A.
This is a problem. The person is now an employee since they are getting paid, although the employer will not pay them for the time lost to attend the appointment. The drug test is of mutual benefit to the employee and employer and therefore the Department of Labor would most likely consider the injury compensable.
 
Q.
Do you need parental/guardian consent for a drug test when hiring a minor?
A.
Yes you do! If hiring a minor the parent/guardian must consent to the test but results cannot be shared with the parents. It is also recommended to check with the collection facility to see if they have a separate consent form for the parent/guardian to sign. If not, and they request your consent form, make sure a copy is made for your records as would be best practice in all cases.
 
Q.
What happens if a youth applicant tests positive? Do the results go to the parent/guardian?
A.
If a youth tests positive the results go to the youth not the parent/guardian. It is up to the youth to disclose the results to the parent/guardian.
 
Q.
What happens if a result comes back as a dilute?
A.
It is up to the employer to decide how to handle a non-regulated pre-placement dilute. DOT requires a repeat test with a negative result. It’s recommended that the employer repeat the test ASAP at their expense and only hire negative, non-dilute, applicants.
 
Q.
Do I need to test seasonal employees that are being rehired?
A.
Yes! They are considered a new hire. Consistency is the key to a successful program. Treat all new hires the same including rehires, part-time employees, etc.
 
Q.
Are you required to drug test subcontractors before they start?
A.

You do not have to drug test subcontractors before they start, but you must be certain the individual is considered a subcontractor. In New Hampshire a subcontractor has to meet all of the following criteria:

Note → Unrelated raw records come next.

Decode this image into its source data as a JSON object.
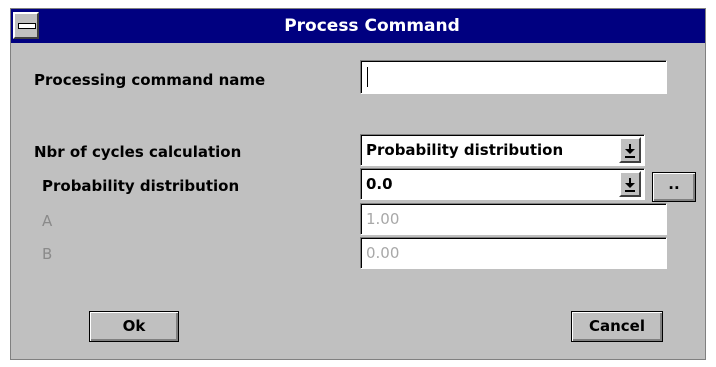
{
  "window": {
    "title": "Process Command"
  },
  "form": {
    "command_name_label": "Processing command name",
    "command_name_value": "",
    "cycles_label": "Nbr of cycles calculation",
    "cycles_value": "Probability distribution",
    "distribution_label": "Probability distribution",
    "distribution_value": "0.0",
    "browse_label": "..",
    "a_label": "A",
    "a_value": "1.00",
    "b_label": "B",
    "b_value": "0.00"
  },
  "buttons": {
    "ok_label": "Ok",
    "cancel_label": "Cancel"
  },
  "icons": {
    "system_menu": "system-menu-icon",
    "dropdown": "dropdown-arrow-icon"
  }
}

(A)
The person possesses or has applied for a federal employer identification number or social security number, or in the alternative, has agreed in writing to carry out the responsibilities imposed on employers under this chapter.
(B)
The person has control and discretion over the means and manner of performance of the work, in that the result of the work, rather than the means or manner by which the work is performed, is the primary element bargained for by the employer.
(C)
The person has control over the time when the work is performed, and the time of performance is not dictated by the employer. However, this shall not prohibit the employer from reaching an agreement with the person as to completion schedule, range of work hours, and maximum number of work hours to be provided by the person, and in the case of entertainment, the time such entertainment is to be presented.
(D)
The person hires and pays the person's assistants, if any, and to the extent such assistants are employees, supervises the details of the assistants' work.
(E)
The person holds himself or herself out to be in business for himself or herself.
(F)
The person has continuing or recurring business liabilities or obligations.
(G)
The success or failure of the person's business depends on the relationship of business receipts to expenditures.
(H)
The person receives compensation for work or services performed and remuneration is not determined unilaterally by the hiring party.
(I)
The person is responsible in the first instance for the main expenses related to the service or work performed. However, this shall not prohibit the employer or person offering work from providing the supplies or materials necessary to perform the work.
(J)
The person is responsible for satisfactory completion of work and may be held contractually responsible for failure to complete the work.
(K)
The person supplies the principal tools and instrumentalities used in the work, except that the employer may furnish tools or instrumentalities that are unique to the employer's special requirements or are located on the employer's premises.
(L)
The person is not required to work exclusively for the employer.
If the individual does not meet all of the above criteria they are considered an employee not a subcontractor.

Updated June 11, 2011